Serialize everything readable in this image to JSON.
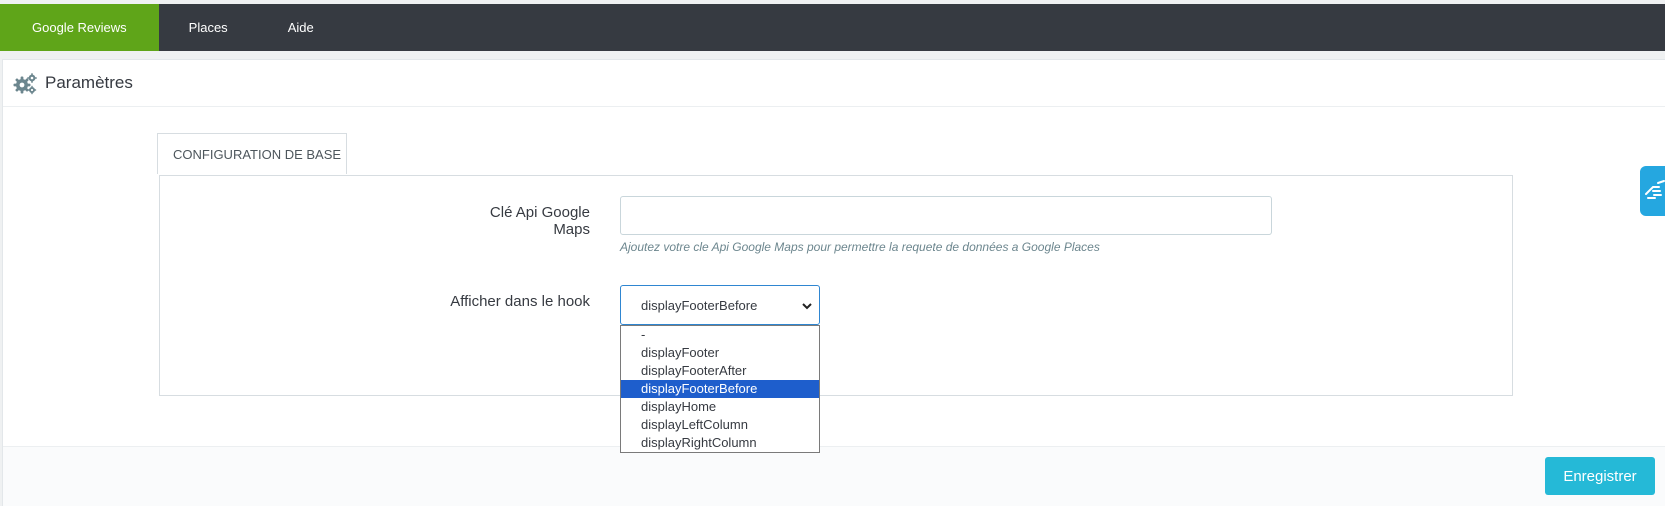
{
  "nav": {
    "tabs": [
      {
        "label": "Google Reviews",
        "active": true
      },
      {
        "label": "Places",
        "active": false
      },
      {
        "label": "Aide",
        "active": false
      }
    ]
  },
  "panel": {
    "title": "Paramètres",
    "icon": "gears-icon"
  },
  "config_tab": {
    "label": "CONFIGURATION DE BASE"
  },
  "form": {
    "api_key": {
      "label": "Clé Api Google Maps",
      "value": "",
      "help": "Ajoutez votre cle Api Google Maps pour permettre la requete de données a Google Places"
    },
    "hook": {
      "label": "Afficher dans le hook",
      "selected": "displayFooterBefore",
      "options": [
        "-",
        "displayFooter",
        "displayFooterAfter",
        "displayFooterBefore",
        "displayHome",
        "displayLeftColumn",
        "displayRightColumn"
      ]
    }
  },
  "footer": {
    "save_label": "Enregistrer"
  },
  "colors": {
    "topbar": "#363a41",
    "active_tab": "#5fa519",
    "primary_button": "#25b9d7",
    "selected_option": "#1e5ecc",
    "side_widget": "#25a7e0"
  }
}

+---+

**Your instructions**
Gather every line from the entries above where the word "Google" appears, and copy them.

**Output for this exercise**
        "label": "Google Reviews",
      "label": "Clé Api Google Maps",
      "help": "Ajoutez votre cle Api Google Maps pour permettre la requete de données a Google Places"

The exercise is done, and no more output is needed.